> Extracted entries:
================================
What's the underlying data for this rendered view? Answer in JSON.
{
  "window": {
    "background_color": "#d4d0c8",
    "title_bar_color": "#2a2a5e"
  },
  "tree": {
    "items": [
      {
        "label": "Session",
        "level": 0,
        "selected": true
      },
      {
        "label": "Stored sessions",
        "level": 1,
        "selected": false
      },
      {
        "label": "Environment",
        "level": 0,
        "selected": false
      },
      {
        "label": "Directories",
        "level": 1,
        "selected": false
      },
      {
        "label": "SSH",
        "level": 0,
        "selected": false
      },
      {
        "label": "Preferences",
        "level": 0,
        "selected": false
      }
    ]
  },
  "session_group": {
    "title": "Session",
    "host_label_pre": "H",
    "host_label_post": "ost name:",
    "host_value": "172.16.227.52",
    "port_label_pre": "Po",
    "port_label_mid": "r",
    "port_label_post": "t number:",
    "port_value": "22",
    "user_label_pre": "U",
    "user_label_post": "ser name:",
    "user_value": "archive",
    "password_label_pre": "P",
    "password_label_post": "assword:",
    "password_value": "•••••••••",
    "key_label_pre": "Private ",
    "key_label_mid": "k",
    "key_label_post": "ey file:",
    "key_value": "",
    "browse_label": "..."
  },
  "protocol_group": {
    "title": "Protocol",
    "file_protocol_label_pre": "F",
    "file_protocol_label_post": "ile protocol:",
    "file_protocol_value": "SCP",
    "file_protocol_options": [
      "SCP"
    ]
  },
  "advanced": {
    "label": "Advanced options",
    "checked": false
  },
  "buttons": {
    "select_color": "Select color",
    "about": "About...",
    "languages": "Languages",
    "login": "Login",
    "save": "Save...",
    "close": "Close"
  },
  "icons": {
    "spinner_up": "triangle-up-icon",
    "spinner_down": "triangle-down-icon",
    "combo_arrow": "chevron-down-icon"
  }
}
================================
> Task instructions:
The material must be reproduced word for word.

> Task output:
What's the underlying data for this rendered view? Answer in JSON.
{
  "window": {
    "background_color": "#d4d0c8",
    "title_bar_color": "#2a2a5e"
  },
  "tree": {
    "items": [
      {
        "label": "Session",
        "level": 0,
        "selected": true
      },
      {
        "label": "Stored sessions",
        "level": 1,
        "selected": false
      },
      {
        "label": "Environment",
        "level": 0,
        "selected": false
      },
      {
        "label": "Directories",
        "level": 1,
        "selected": false
      },
      {
        "label": "SSH",
        "level": 0,
        "selected": false
      },
      {
        "label": "Preferences",
        "level": 0,
        "selected": false
      }
    ]
  },
  "session_group": {
    "title": "Session",
    "host_label_pre": "H",
    "host_label_post": "ost name:",
    "host_value": "172.16.227.52",
    "port_label_pre": "Po",
    "port_label_mid": "r",
    "port_label_post": "t number:",
    "port_value": "22",
    "user_label_pre": "U",
    "user_label_post": "ser name:",
    "user_value": "archive",
    "password_label_pre": "P",
    "password_label_post": "assword:",
    "password_value": "•••••••••",
    "key_label_pre": "Private ",
    "key_label_mid": "k",
    "key_label_post": "ey file:",
    "key_value": "",
    "browse_label": "..."
  },
  "protocol_group": {
    "title": "Protocol",
    "file_protocol_label_pre": "F",
    "file_protocol_label_post": "ile protocol:",
    "file_protocol_value": "SCP",
    "file_protocol_options": [
      "SCP"
    ]
  },
  "advanced": {
    "label": "Advanced options",
    "checked": false
  },
  "buttons": {
    "select_color": "Select color",
    "about": "About...",
    "languages": "Languages",
    "login": "Login",
    "save": "Save...",
    "close": "Close"
  },
  "icons": {
    "spinner_up": "triangle-up-icon",
    "spinner_down": "triangle-down-icon",
    "combo_arrow": "chevron-down-icon"
  }
}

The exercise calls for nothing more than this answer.